There was a little prove people wrong fueling Jordan Eberle's game one playoff performance against the Pittsburgh Penguins on Wednesday night. One of those people was himself.
Eberle was stung from his trip to the 2017 playoffs, where he recorded a pair of assists in 13 games with the Edmonton Oilers, his lone trip to the playoffs up until this season. The feeling of a sub-standard playoff ate at Eberle over the past two years, so he was determined to change things in a second chance with the Isles.
"I had waited so long to get into the playoffs, finally had a chance and didn't play well," Eberle said. "You try and move on from it and it sucks. You don't ever want that title. It definitely motivated me throughout the last couple of years. You finally get an opportunity here and it's something you don't want to let it down."
With that in his mind, Eberle shot out of a cannon on Wednesday night. The 28-year-old winger put the Islanders ahead 1-0, stopping an Adam Pelech point shot, turning and sliding it through Matt Murray's five-hole at 1:40. Later in the period, Eberle, working down low on the Isles first power-play unit, opened up Kris Letang before feeding a backhand pass to Brock Nelson for the 2-1 tally. Eberle nearly had a second on the Isles next power play, pulling the puck out of a scrum before being denied on a good save by Murray.
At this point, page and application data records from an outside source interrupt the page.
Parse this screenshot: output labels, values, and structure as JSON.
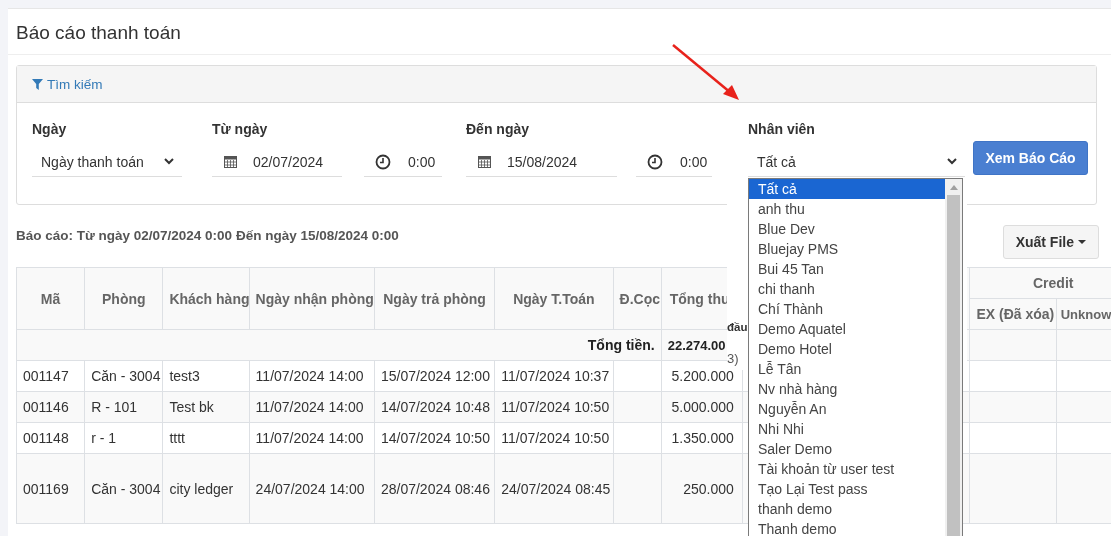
{
  "page": {
    "title": "Báo cáo thanh toán"
  },
  "search_panel": {
    "title": "Tìm kiếm",
    "date_type": {
      "label": "Ngày",
      "value": "Ngày thanh toán"
    },
    "from": {
      "label": "Từ ngày",
      "date": "02/07/2024",
      "time": "0:00"
    },
    "to": {
      "label": "Đến ngày",
      "date": "15/08/2024",
      "time": "0:00"
    },
    "staff": {
      "label": "Nhân viên",
      "value": "Tất cả",
      "expanded": true,
      "options": [
        {
          "label": "Tất cả",
          "selected": true
        },
        {
          "label": "anh thu",
          "selected": false
        },
        {
          "label": "Blue Dev",
          "selected": false
        },
        {
          "label": "Bluejay PMS",
          "selected": false
        },
        {
          "label": "Bui 45 Tan",
          "selected": false
        },
        {
          "label": "chi thanh",
          "selected": false
        },
        {
          "label": "Chí Thành",
          "selected": false
        },
        {
          "label": "Demo Aquatel",
          "selected": false
        },
        {
          "label": "Demo Hotel",
          "selected": false
        },
        {
          "label": "Lễ Tân",
          "selected": false
        },
        {
          "label": "Nv nhà hàng",
          "selected": false
        },
        {
          "label": "Nguyễn An",
          "selected": false
        },
        {
          "label": "Nhi Nhi",
          "selected": false
        },
        {
          "label": "Saler Demo",
          "selected": false
        },
        {
          "label": "Tài khoản từ user test",
          "selected": false
        },
        {
          "label": "Tạo Lại Test pass",
          "selected": false
        },
        {
          "label": "thanh demo",
          "selected": false
        },
        {
          "label": "Thanh demo",
          "selected": false
        }
      ]
    },
    "submit": "Xem Báo Cáo"
  },
  "report_summary": "Báo cáo: Từ ngày 02/07/2024 0:00 Đến ngày 15/08/2024 0:00",
  "export_button": "Xuất File",
  "hidden_fragments": [
    "đầu",
    "3)"
  ],
  "table": {
    "columns": [
      "Mã",
      "Phòng",
      "Khách hàng",
      "Ngày nhận phòng",
      "Ngày trả phòng",
      "Ngày T.Toán",
      "Đ.Cọc",
      "Tổng thu"
    ],
    "group_header": "Credit",
    "group_columns": [
      "EX (Đã xóa)",
      "Unknow"
    ],
    "total": {
      "label": "Tổng tiền.",
      "value": "22.274.00"
    },
    "rows": [
      {
        "cells": [
          "001147",
          "Căn - 3004",
          "test3",
          "11/07/2024 14:00",
          "15/07/2024 12:00",
          "11/07/2024 10:37",
          "",
          "5.200.000"
        ]
      },
      {
        "cells": [
          "001146",
          "R - 101",
          "Test bk",
          "11/07/2024 14:00",
          "14/07/2024 10:48",
          "11/07/2024 10:50",
          "",
          "5.000.000"
        ]
      },
      {
        "cells": [
          "001148",
          "r - 1",
          "tttt",
          "11/07/2024 14:00",
          "14/07/2024 10:50",
          "11/07/2024 10:50",
          "",
          "1.350.000"
        ]
      },
      {
        "cells": [
          "001169",
          "Căn - 3004",
          "city ledger",
          "24/07/2024 14:00",
          "28/07/2024 08:46",
          "24/07/2024 08:45",
          "",
          "250.000"
        ]
      }
    ]
  }
}
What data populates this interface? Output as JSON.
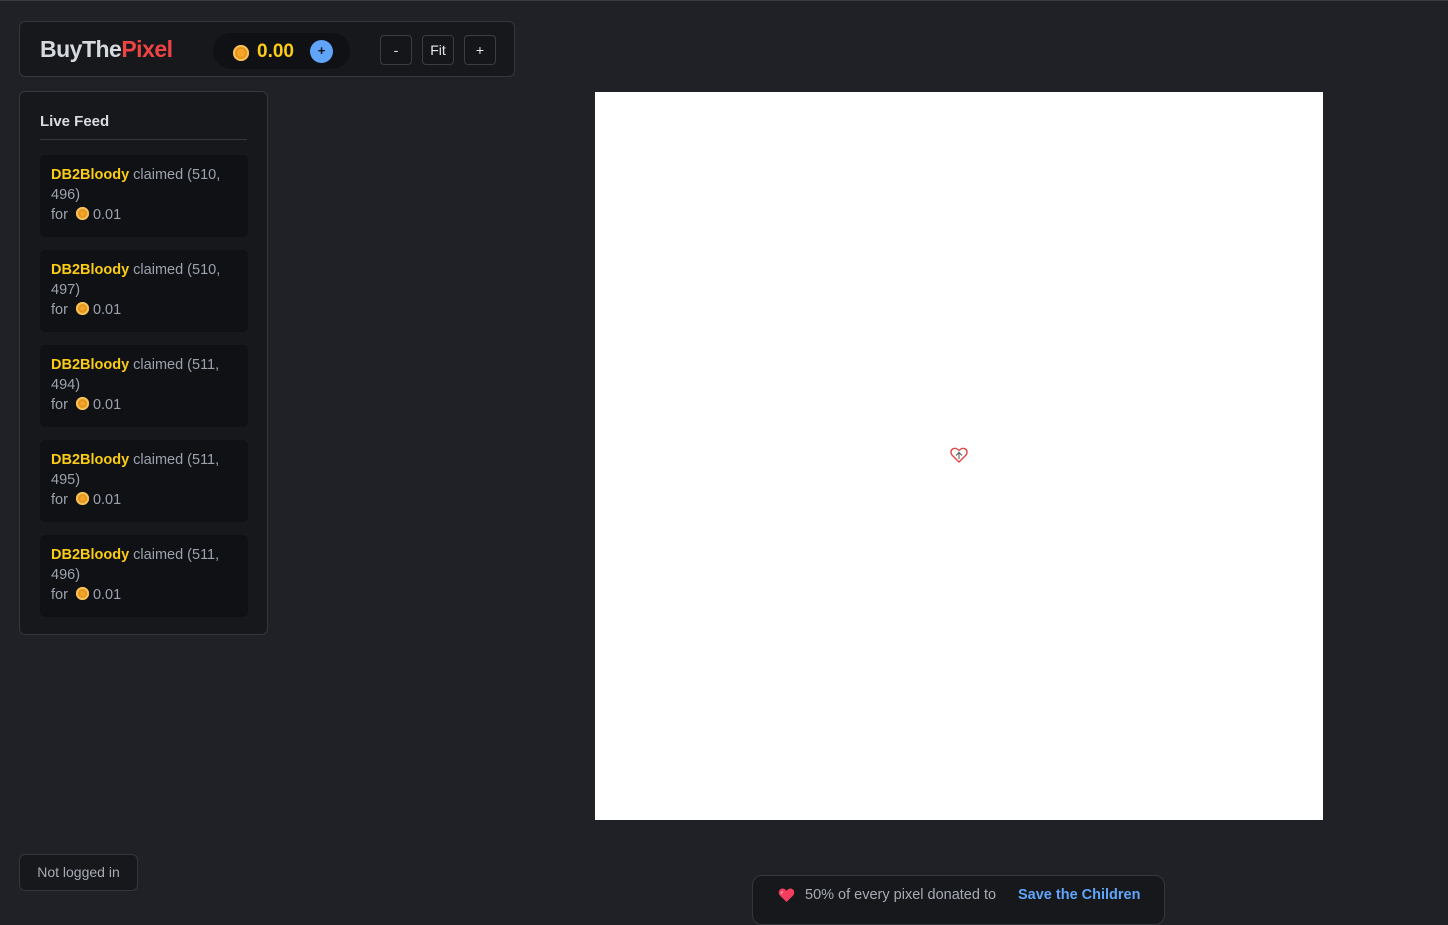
{
  "header": {
    "logo_part1": "BuyThe",
    "logo_part2": "Pixel",
    "balance": "0.00",
    "add_funds_label": "+",
    "zoom_out_label": "-",
    "zoom_fit_label": "Fit",
    "zoom_in_label": "+"
  },
  "feed": {
    "title": "Live Feed",
    "items": [
      {
        "user": "DB2Bloody",
        "action": " claimed (510, 496)",
        "for_label": "for",
        "price": "0.01"
      },
      {
        "user": "DB2Bloody",
        "action": " claimed (510, 497)",
        "for_label": "for",
        "price": "0.01"
      },
      {
        "user": "DB2Bloody",
        "action": " claimed (511, 494)",
        "for_label": "for",
        "price": "0.01"
      },
      {
        "user": "DB2Bloody",
        "action": " claimed (511, 495)",
        "for_label": "for",
        "price": "0.01"
      },
      {
        "user": "DB2Bloody",
        "action": " claimed (511, 496)",
        "for_label": "for",
        "price": "0.01"
      }
    ]
  },
  "login_status": "Not logged in",
  "donation": {
    "text": "50% of every pixel donated to",
    "link": "Save the Children"
  },
  "colors": {
    "background": "#1f2126",
    "accent_red": "#ef4444",
    "accent_yellow": "#facc15",
    "accent_blue": "#60a5fa",
    "coin": "#f4a62a"
  },
  "icons": {
    "coin": "coin-icon",
    "heart": "heart-icon",
    "canvas_marker": "heart-cursor-icon"
  }
}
Video: PIT@NYI, Gm1: Eberle slips home first playoff goal
"I think he's excited to be playing playoff hockey," Head Coach Barry Trotz said after game one. "He was dancing today and he had a lot of good looks. His strength on the puck, he was getting to the dirty areas and doing all those things you need to do in the playoffs tonight."
Eberle finished the regular season with 37 points (19G, 18A) in 78 games, his fewest since the lockout-shortened 2012-13 season. But the nine-year NHL veteran finished the season strong, scoring five goals in the final seven games, including a pair of goals in the Isles' stunning comeback in Winnipeg. He's done it by playing a more assertive brand of hockey and getting to the interior of the ice, exactly where he scored his game one goal.
"The last 10 or 15 games or so he's been definitely one of our best players and burying and going to the net," linemate Mathew Barzal said. "He's a super smart player and his numbers this year have disguised how he's been playing."
Eberle, a six-time, 20-goal scorer, said he's been playing with confidence down the stretch and that bodes well for himself and the Islanders. Still, as much of a relief as it was to score his first playoff goal, there's more work to be done before he can call this postseason a success.
"That takes a weight off your shoulders. Any time you've had heartache or distress, anything positive that can come in the same situation [is good]," Trotz said. "Sometimes you have to fail a little bit to have success. I think maybe took that to heart a bit and wanted to prove to everybody that he was going to have a good playoffs. It's a good start, but it's only one game. No career was made after one game."